Ernie said, "Well, I remember the last day of class my sophomore year in high school. It was 95 out and everybody was going to the beach at Narragansett. They said, 'Come on, Ernie, you're gonna turn into a basketball.' But I went to the court over at the grade school by myself, as usual, sweating like hell. I started smiling because I knew, I knew right then, I'd put in so many hours there just couldn't be anybody better than me."
And for a long time he was right. He was all-state at North Providence High in his junior year while leading his team to the Rhode Island Class B state championship. At St. Thomas More school in Colchester, Conn., where he next enrolled to improve his grades, he was the star on a team that won the New England prep school championship. At Providence he made first-team All-America as a senior and guided the Friars to the semifinals of the 1973 NCAA championships. He was voted the Joe Lapchick Award as the best college senior in America and then went off to excel on the U.S. All-Star team that whipped the visiting 1972 Olympic champion Soviet team four games to two. "If we had him," said the Russian coach, "we wouldn't lose any games."
The pros were wild for the little court magician with the Bob Cousy accent and stature, and they bid hard for his services. The ABA offered the most, feeling Ernie could help bring the league respectability and a big network TV contract, but he signed with the Braves for about $2 million for five years.
The contract was a stunner, at the time one of the largest ever in all sports. And after his first season, Ernie appeared to be worth the investment. He averaged 15.2 points per game for Buffalo and led the league in assists (8.2 per game) and free-throw percentage (90.2)—the first time anyone had been No. 1 in both those categories since Oscar Robertson in 1964. As a playmaking crowd pleaser, Ernie sparked the Braves to their first winning season ever and their first berth in the NBA playoffs. He was voted Rookie of the Year for 1973-74.
Ernie D's world seemed bright as he sat by the tennis courts the following summer, as dazzling and charmed as one of his no-look, behind-the-head, cross-court passes. Oh, some critics were grumbling that he couldn't play big-time defense—a writer in L.A. was the first to come up with the "Ernie No D" moniker—but, after all, he was only 22, and he would learn. And anyway, nobody since Cousy had dribbled and passed and dealt the ball the way Ernie did.
Now it is 6½ years later, and Ernie D, an NBA reject with nothing better to do, is sitting at the end of the press table at the Providence Civic Center, watching the Providence basketball team warm up for a game against the University of Massachusetts. He is wearing corduroys, a pullover shirt and white high-top basketball shoes. His jet-black hair is brushed straight back in the style popularized by John Travolta during his disco phase.
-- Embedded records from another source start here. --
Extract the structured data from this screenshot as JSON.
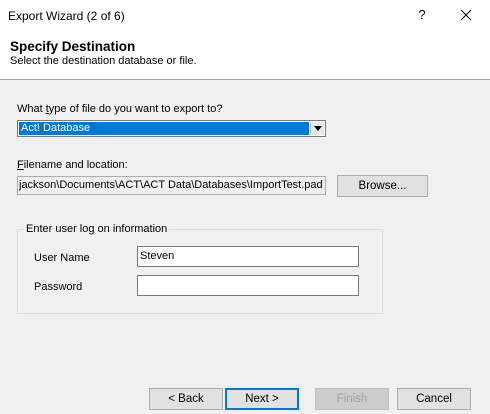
{
  "window": {
    "title": "Export Wizard (2 of 6)",
    "help_label": "?",
    "close_icon": "close-icon"
  },
  "header": {
    "title": "Specify Destination",
    "subtitle": "Select the destination database or file."
  },
  "file_type": {
    "label_pre": "What ",
    "label_accel": "t",
    "label_post": "ype of file do you want to export to?",
    "selected": "Act! Database"
  },
  "location": {
    "label_accel": "F",
    "label_post": "ilename and location:",
    "value": "jackson\\Documents\\ACT\\ACT Data\\Databases\\ImportTest.pad",
    "browse_label": "Browse..."
  },
  "logon": {
    "legend": "Enter user log on information",
    "username_label": "User Name",
    "username_value": "Steven",
    "password_label": "Password",
    "password_value": ""
  },
  "footer": {
    "back_label": "< Back",
    "next_label": "Next >",
    "finish_label": "Finish",
    "cancel_label": "Cancel"
  }
}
This is where Ernie sits for all the Providence home games. He gets in free; all the ushers and guards and school officials know him and let him by with a nod or a handshake. For the last year or so, Ernie has spent a lot of time on the Providence campus, most of it in the old gym at Alumni Hall, his "home away from home," where he plays pickup games with friends or shoots alone. Several years ago the Providence athletic department gave him his own key to the gym.